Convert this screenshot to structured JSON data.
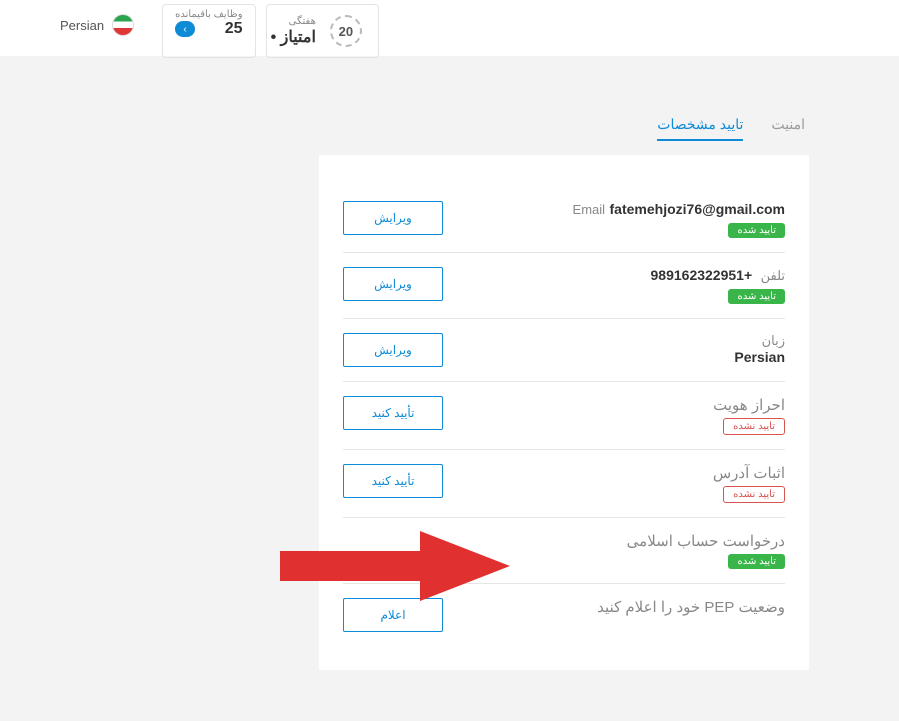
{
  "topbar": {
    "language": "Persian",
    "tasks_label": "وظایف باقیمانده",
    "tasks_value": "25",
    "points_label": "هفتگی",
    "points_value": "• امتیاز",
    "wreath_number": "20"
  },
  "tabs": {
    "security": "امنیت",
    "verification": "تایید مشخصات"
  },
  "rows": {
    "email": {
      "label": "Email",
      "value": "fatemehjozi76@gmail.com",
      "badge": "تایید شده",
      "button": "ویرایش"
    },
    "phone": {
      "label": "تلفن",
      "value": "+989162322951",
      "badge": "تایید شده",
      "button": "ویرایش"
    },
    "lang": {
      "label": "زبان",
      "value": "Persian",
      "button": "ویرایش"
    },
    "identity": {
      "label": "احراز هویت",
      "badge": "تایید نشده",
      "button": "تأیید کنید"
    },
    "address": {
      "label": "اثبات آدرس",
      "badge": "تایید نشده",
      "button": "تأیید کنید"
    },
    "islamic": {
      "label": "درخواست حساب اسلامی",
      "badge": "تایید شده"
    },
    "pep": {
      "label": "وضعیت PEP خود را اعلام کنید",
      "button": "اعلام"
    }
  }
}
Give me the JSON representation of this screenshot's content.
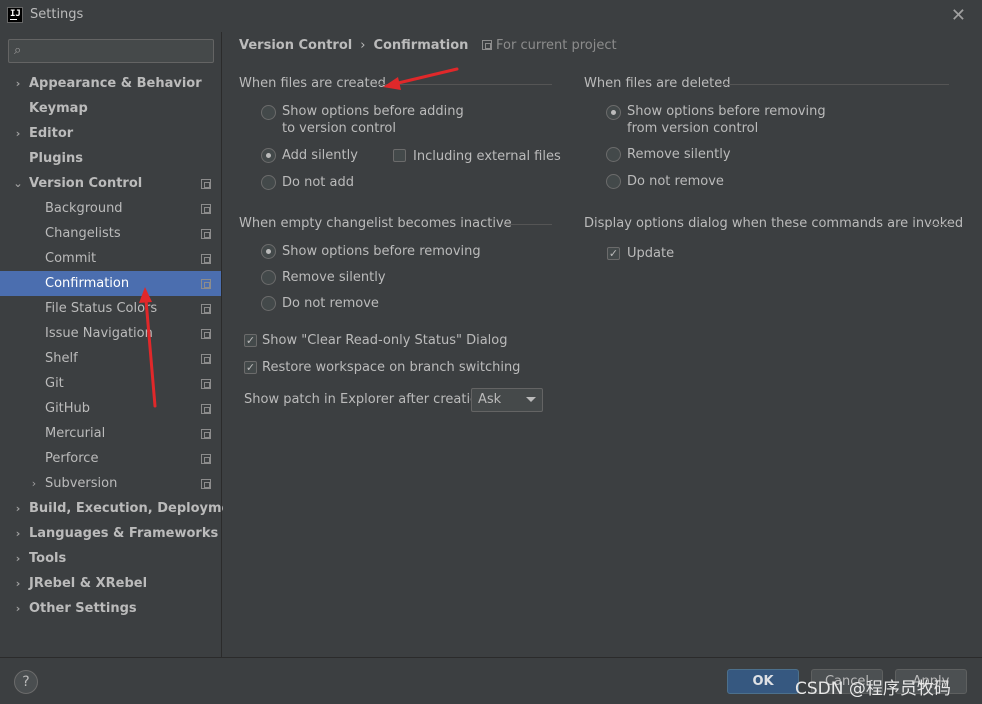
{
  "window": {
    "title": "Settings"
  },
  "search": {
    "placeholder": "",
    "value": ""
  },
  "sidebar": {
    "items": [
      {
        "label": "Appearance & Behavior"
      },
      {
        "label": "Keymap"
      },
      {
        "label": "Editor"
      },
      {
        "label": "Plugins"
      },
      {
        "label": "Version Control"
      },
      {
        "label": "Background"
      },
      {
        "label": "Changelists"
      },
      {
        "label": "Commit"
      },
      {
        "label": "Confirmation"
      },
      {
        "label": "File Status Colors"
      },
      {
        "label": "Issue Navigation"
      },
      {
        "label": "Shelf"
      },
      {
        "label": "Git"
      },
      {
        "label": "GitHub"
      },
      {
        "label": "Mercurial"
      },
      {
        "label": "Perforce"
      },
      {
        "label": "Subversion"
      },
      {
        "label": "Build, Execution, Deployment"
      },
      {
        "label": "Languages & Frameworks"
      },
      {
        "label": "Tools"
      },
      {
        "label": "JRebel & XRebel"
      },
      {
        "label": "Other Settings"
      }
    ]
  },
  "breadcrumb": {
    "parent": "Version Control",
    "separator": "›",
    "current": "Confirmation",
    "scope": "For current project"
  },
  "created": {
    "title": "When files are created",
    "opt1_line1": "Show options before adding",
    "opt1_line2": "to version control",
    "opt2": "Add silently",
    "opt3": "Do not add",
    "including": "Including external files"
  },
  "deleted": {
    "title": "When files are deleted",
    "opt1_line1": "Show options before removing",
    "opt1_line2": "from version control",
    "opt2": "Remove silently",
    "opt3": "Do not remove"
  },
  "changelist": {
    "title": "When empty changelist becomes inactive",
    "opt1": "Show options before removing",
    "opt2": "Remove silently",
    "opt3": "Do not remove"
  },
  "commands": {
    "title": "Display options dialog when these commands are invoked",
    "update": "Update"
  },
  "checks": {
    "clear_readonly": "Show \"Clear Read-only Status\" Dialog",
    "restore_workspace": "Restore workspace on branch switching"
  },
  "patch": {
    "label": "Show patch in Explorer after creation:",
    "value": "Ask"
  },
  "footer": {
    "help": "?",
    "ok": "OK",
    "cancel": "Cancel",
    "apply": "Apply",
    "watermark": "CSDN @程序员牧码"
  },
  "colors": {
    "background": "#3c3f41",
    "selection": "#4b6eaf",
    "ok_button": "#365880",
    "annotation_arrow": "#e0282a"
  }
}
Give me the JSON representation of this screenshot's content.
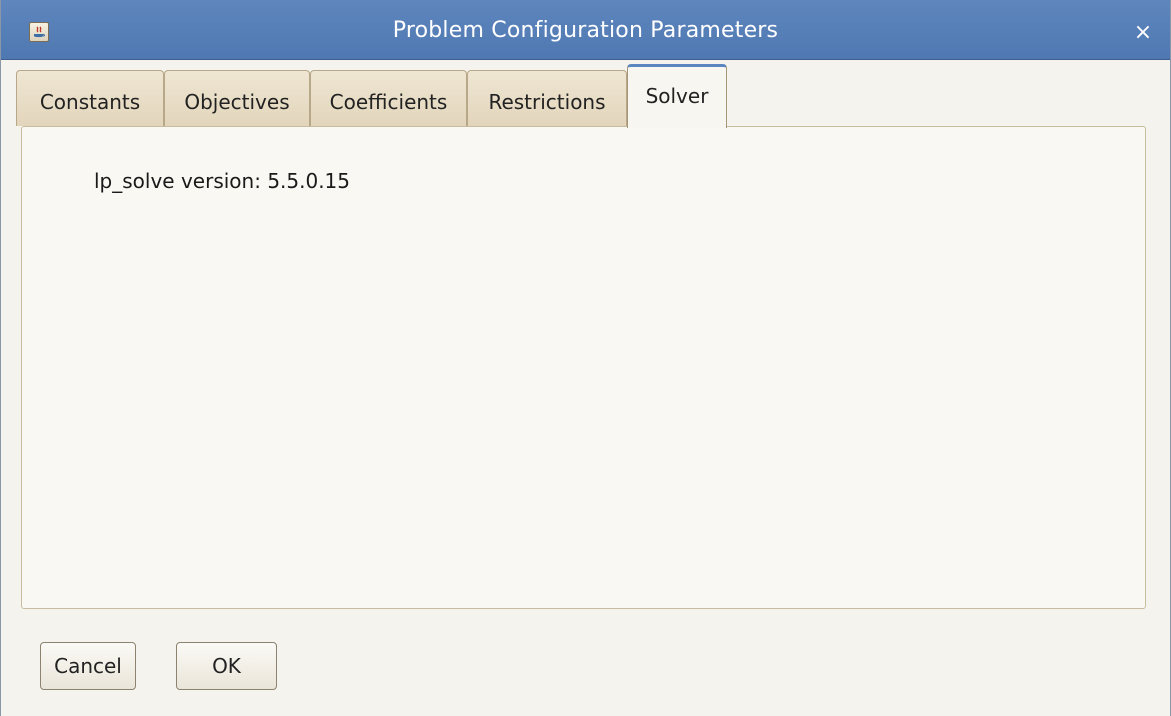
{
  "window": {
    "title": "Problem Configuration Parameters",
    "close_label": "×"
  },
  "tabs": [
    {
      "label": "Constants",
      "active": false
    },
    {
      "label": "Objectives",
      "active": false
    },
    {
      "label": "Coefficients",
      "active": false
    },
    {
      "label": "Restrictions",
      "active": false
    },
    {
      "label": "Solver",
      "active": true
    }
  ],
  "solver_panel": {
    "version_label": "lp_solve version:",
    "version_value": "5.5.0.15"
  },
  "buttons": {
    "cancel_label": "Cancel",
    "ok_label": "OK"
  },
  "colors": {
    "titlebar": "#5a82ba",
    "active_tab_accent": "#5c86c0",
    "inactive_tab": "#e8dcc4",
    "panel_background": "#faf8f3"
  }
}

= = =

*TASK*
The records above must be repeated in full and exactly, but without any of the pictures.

*TASK OUTPUT*
Convert this screenshot to structured JSON data.
{
  "topbar": {
    "language": "Persian",
    "tasks_label": "وظایف باقیمانده",
    "tasks_value": "25",
    "points_label": "هفتگی",
    "points_value": "• امتیاز",
    "wreath_number": "20"
  },
  "tabs": {
    "security": "امنیت",
    "verification": "تایید مشخصات"
  },
  "rows": {
    "email": {
      "label": "Email",
      "value": "fatemehjozi76@gmail.com",
      "badge": "تایید شده",
      "button": "ویرایش"
    },
    "phone": {
      "label": "تلفن",
      "value": "+989162322951",
      "badge": "تایید شده",
      "button": "ویرایش"
    },
    "lang": {
      "label": "زبان",
      "value": "Persian",
      "button": "ویرایش"
    },
    "identity": {
      "label": "احراز هویت",
      "badge": "تایید نشده",
      "button": "تأیید کنید"
    },
    "address": {
      "label": "اثبات آدرس",
      "badge": "تایید نشده",
      "button": "تأیید کنید"
    },
    "islamic": {
      "label": "درخواست حساب اسلامی",
      "badge": "تایید شده"
    },
    "pep": {
      "label": "وضعیت PEP خود را اعلام کنید",
      "button": "اعلام"
    }
  }
}
Give me the JSON representation of this screenshot's content.
{
  "window": {
    "title": "Settings"
  },
  "search": {
    "placeholder": "",
    "value": ""
  },
  "sidebar": {
    "items": [
      {
        "label": "Appearance & Behavior"
      },
      {
        "label": "Keymap"
      },
      {
        "label": "Editor"
      },
      {
        "label": "Plugins"
      },
      {
        "label": "Version Control"
      },
      {
        "label": "Background"
      },
      {
        "label": "Changelists"
      },
      {
        "label": "Commit"
      },
      {
        "label": "Confirmation"
      },
      {
        "label": "File Status Colors"
      },
      {
        "label": "Issue Navigation"
      },
      {
        "label": "Shelf"
      },
      {
        "label": "Git"
      },
      {
        "label": "GitHub"
      },
      {
        "label": "Mercurial"
      },
      {
        "label": "Perforce"
      },
      {
        "label": "Subversion"
      },
      {
        "label": "Build, Execution, Deployment"
      },
      {
        "label": "Languages & Frameworks"
      },
      {
        "label": "Tools"
      },
      {
        "label": "JRebel & XRebel"
      },
      {
        "label": "Other Settings"
      }
    ]
  },
  "breadcrumb": {
    "parent": "Version Control",
    "separator": "›",
    "current": "Confirmation",
    "scope": "For current project"
  },
  "created": {
    "title": "When files are created",
    "opt1_line1": "Show options before adding",
    "opt1_line2": "to version control",
    "opt2": "Add silently",
    "opt3": "Do not add",
    "including": "Including external files"
  },
  "deleted": {
    "title": "When files are deleted",
    "opt1_line1": "Show options before removing",
    "opt1_line2": "from version control",
    "opt2": "Remove silently",
    "opt3": "Do not remove"
  },
  "changelist": {
    "title": "When empty changelist becomes inactive",
    "opt1": "Show options before removing",
    "opt2": "Remove silently",
    "opt3": "Do not remove"
  },
  "commands": {
    "title": "Display options dialog when these commands are invoked",
    "update": "Update"
  },
  "checks": {
    "clear_readonly": "Show \"Clear Read-only Status\" Dialog",
    "restore_workspace": "Restore workspace on branch switching"
  },
  "patch": {
    "label": "Show patch in Explorer after creation:",
    "value": "Ask"
  },
  "footer": {
    "help": "?",
    "ok": "OK",
    "cancel": "Cancel",
    "apply": "Apply",
    "watermark": "CSDN @程序员牧码"
  },
  "colors": {
    "background": "#3c3f41",
    "selection": "#4b6eaf",
    "ok_button": "#365880",
    "annotation_arrow": "#e0282a"
  }
}
Give me the JSON representation of this screenshot's content.
{
  "window": {
    "title": "Problem Configuration Parameters",
    "close_label": "×"
  },
  "tabs": [
    {
      "label": "Constants",
      "active": false
    },
    {
      "label": "Objectives",
      "active": false
    },
    {
      "label": "Coefficients",
      "active": false
    },
    {
      "label": "Restrictions",
      "active": false
    },
    {
      "label": "Solver",
      "active": true
    }
  ],
  "solver_panel": {
    "version_label": "lp_solve version:",
    "version_value": "5.5.0.15"
  },
  "buttons": {
    "cancel_label": "Cancel",
    "ok_label": "OK"
  },
  "colors": {
    "titlebar": "#5a82ba",
    "active_tab_accent": "#5c86c0",
    "inactive_tab": "#e8dcc4",
    "panel_background": "#faf8f3"
  }
}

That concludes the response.